The 3MT premise? Present a clear, concise and engaging oration of your research in accessible terms to an intelligent lay audience in three minutes with the use of only one slide.
This is quite a feat, considering a PhD is a comprehensive three-year research degree requiring the candidate to deliver their findings in an 80,000 to 100,000 word thesis.
The 3MT is considered an important innovation in graduate research training as it enables candidates to develop fundamental academic and research communication skills.
The competition began at the University of Queensland (UQ) in 2008 and has since been adopted by a number of universities across Australia and New Zealand. It has grown into a national competition, with over 40 institutions competing annually for the title of ‘3MT Trans-Tasman Champion’.
Professor Dick Strugnell, Pro Vice-Chancellor (Graduate Research) from the Melbourne School of Graduate Research commends the competition and its value.
“Being able to reduce complex ideas down to simple statements for a general audience is vital for any researcher. The 3MT enables candidates to see their research in the bigger picture, how it adds value to society and contributes to the greater good of humanity. The key is to reflect on the purpose of the research, and then present it in a succinct way that connects to the audience,” Professor Strugnell says.

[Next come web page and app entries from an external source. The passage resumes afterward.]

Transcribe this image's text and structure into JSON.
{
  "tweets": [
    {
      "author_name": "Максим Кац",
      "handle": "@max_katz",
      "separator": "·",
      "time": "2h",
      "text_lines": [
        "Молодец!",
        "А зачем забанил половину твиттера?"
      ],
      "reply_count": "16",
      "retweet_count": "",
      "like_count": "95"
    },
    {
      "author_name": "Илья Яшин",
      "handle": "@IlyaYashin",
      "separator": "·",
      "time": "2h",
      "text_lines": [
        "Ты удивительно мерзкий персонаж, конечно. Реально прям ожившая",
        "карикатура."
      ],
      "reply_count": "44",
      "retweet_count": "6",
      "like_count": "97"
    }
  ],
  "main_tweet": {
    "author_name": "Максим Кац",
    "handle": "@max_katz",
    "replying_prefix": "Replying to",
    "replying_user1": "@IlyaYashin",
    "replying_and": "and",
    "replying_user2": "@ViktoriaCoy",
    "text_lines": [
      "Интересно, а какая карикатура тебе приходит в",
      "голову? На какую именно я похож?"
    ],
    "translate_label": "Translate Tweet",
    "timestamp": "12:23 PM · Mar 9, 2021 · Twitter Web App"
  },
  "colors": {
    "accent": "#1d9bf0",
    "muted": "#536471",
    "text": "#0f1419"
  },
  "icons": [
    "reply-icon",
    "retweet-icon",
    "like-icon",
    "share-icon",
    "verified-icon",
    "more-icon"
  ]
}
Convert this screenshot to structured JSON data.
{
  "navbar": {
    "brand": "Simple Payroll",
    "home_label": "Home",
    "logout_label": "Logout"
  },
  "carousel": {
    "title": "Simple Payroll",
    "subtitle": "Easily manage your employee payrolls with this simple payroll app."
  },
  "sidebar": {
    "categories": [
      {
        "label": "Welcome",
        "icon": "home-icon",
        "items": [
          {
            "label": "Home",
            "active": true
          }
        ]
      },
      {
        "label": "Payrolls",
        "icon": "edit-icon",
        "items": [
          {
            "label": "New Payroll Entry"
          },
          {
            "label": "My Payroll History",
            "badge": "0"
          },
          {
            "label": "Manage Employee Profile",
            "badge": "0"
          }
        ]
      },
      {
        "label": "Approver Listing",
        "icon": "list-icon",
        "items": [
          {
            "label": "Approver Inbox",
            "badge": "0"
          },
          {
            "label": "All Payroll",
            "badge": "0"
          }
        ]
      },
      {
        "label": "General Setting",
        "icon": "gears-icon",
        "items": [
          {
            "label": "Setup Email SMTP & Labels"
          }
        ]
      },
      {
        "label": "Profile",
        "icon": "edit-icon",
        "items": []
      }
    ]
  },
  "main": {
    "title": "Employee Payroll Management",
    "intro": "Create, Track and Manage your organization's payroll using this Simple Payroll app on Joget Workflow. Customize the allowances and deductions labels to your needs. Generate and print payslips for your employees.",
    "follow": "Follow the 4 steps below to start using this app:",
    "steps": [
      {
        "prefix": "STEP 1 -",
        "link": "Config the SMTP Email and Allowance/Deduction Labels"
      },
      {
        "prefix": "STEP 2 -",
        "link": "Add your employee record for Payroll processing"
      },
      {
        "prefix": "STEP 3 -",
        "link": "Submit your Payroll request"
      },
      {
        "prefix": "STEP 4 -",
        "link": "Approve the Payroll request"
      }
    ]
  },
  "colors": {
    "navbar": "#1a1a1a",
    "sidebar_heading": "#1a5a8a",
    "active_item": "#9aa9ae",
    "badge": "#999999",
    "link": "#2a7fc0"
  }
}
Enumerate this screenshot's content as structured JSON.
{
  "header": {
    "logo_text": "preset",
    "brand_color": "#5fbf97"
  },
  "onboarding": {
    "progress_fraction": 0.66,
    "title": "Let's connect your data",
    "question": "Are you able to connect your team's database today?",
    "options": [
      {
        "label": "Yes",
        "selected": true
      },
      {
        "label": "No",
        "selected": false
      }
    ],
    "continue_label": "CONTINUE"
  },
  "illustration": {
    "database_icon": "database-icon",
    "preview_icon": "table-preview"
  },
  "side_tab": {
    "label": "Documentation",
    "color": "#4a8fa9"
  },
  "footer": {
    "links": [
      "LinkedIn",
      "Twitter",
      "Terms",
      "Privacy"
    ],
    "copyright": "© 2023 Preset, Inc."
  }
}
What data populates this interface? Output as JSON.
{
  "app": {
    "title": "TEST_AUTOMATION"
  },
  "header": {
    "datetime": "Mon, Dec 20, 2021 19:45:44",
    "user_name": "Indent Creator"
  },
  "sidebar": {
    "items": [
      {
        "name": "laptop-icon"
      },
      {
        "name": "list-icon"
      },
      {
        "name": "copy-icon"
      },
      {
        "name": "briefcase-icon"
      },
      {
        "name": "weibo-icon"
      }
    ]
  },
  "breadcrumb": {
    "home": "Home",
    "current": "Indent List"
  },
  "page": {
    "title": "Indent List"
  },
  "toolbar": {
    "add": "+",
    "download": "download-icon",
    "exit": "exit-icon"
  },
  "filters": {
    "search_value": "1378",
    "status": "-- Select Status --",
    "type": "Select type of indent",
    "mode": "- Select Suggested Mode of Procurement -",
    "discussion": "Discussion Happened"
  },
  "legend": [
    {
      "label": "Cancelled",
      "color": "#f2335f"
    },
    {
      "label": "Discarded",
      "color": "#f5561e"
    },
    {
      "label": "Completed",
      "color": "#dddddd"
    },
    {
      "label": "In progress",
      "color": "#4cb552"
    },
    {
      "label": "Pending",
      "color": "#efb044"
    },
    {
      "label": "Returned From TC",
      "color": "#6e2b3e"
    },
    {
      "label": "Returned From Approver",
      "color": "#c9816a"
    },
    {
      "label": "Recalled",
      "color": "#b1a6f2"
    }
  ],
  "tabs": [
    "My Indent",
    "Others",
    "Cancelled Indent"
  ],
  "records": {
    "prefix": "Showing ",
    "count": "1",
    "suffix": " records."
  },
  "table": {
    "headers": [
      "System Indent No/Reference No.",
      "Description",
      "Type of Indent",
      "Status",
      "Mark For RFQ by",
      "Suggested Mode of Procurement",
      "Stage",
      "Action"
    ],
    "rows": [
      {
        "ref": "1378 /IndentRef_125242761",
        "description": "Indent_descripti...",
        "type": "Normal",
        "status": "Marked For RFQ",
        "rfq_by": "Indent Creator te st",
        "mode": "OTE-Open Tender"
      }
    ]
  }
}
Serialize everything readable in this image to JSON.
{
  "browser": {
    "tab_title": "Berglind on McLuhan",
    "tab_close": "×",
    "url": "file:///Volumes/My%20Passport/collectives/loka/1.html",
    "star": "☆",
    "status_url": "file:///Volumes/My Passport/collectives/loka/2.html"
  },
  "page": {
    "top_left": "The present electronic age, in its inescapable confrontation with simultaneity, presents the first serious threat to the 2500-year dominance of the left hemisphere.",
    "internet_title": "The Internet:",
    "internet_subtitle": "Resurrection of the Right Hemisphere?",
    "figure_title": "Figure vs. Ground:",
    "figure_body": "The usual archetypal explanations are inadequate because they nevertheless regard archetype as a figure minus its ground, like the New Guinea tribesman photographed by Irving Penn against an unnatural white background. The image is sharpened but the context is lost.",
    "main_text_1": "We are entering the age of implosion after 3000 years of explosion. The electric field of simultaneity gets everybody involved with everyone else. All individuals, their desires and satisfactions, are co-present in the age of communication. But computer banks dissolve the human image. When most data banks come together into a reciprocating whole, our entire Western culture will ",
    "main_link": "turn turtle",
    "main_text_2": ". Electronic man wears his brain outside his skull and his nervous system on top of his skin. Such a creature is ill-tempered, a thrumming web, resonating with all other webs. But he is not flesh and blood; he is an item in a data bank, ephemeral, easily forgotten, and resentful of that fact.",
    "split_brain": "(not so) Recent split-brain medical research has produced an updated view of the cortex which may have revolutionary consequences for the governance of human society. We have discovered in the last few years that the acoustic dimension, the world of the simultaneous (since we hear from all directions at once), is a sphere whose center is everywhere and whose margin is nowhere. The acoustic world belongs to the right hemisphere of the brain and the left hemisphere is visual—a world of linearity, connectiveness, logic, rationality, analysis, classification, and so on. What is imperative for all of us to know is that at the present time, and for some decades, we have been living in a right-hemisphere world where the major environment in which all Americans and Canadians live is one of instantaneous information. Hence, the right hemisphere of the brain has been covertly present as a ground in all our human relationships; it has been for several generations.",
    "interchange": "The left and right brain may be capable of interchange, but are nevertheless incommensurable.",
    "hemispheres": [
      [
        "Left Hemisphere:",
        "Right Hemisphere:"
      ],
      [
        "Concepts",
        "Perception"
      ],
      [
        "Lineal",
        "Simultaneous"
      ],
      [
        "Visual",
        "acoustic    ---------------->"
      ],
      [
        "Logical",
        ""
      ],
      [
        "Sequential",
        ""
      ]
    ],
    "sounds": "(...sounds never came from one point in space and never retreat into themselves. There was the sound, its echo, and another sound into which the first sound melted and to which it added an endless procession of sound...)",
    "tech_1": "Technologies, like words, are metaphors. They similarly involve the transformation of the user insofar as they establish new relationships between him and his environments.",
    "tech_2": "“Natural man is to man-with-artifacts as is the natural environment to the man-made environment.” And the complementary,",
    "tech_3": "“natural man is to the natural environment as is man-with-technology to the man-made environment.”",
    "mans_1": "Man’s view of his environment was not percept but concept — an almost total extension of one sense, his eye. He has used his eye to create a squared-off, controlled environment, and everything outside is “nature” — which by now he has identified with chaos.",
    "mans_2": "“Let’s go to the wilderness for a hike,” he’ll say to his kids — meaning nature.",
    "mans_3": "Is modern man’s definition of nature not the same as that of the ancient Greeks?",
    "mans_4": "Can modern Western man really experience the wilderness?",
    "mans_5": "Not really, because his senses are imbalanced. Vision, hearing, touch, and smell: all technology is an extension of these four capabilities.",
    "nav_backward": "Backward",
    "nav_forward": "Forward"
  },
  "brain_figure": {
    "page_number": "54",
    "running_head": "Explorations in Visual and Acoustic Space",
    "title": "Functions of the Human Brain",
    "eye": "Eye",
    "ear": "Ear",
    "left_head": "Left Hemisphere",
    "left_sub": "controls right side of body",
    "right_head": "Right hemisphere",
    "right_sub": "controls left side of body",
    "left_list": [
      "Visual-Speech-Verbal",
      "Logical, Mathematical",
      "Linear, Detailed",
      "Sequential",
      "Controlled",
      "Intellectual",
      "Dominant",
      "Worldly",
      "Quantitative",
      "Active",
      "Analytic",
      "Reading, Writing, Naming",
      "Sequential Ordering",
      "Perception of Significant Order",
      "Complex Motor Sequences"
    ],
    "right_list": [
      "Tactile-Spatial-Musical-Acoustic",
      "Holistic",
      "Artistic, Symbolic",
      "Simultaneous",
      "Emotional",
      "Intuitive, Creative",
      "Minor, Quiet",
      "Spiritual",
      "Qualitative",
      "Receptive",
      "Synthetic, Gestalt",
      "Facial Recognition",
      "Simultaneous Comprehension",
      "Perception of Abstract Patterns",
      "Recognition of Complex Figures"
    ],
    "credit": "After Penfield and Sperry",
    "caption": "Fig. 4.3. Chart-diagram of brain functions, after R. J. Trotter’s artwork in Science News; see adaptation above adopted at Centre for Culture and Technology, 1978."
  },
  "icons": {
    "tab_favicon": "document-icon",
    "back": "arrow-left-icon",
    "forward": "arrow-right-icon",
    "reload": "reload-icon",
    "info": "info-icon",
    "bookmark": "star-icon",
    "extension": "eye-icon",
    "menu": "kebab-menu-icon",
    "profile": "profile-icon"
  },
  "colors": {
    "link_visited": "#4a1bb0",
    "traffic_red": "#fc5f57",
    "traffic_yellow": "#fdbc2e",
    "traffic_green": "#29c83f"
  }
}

The competitors this year delivered some of the most compelling presentations the competition has seen since its inception at Melbourne in 2009.
Dr Simon Crouch from the School of Population Health presented his research into the health and wellbeing of children with same sex parents, which enthralled the audience and judges, landing him third prize.
“After the final more than one person came over to me and congratulated me on conducting what they viewed as important research”, says Dr Crouch. “They were a young woman with two mums and a mother with a lesbian daughter. They were really appreciative of the work I am doing and the 3MT was the way they were able to connect to my work.”
Many fascinating research topics were presented and included the bionic eye, council policies on alcohol-fuelled violence, the identity of foreign language teachers in English speaking countries, and the role of horror in society.
The winner this year was Sara Ciesielski from the School of Languages and Linguistics in the Faculty of Arts. Sara won a $4500 travel scholarship for her engaging presentation, Learning to be Sherpa: Children, language and culture on the roof of the world.
Ms Ciesielski’s research into Sherpa child language and culture in a remote Himalayan society was captivating. As most early child language research is based on European languages, she hopes her work with these little-studied communities will make child language research universal.
Ms Ciesielski was thrilled to have won the competition.
“All of the competitors were so strong, doing amazing research and presenting it in such fascinating and professional ways. I feel very lucky to be the one walking away with the trophy.”
With her travel scholarship, Sara hopes to conduct similar work in India or Tibet or to attend an international conference.
This is the first time a PhD candidate from an Arts discipline has won the 3MT at Melbourne.
“As a member of the Arts Faculty, it is especially exciting to win the 3MT. Occasionally we Arts folk struggle to communicate the value of our work to the public, especially alongside all the brilliant, life-saving work being done in Science and Medicine. Arts has so much to offer in helping us to think differently about the world, and to change it for the better in really important ways”, Ms Ciesielski says.
Ms Ciesielski will now represent Melbourne at the 2012 3MT National Competition at the University of Queensland.
View the 3MT Grand Final videos: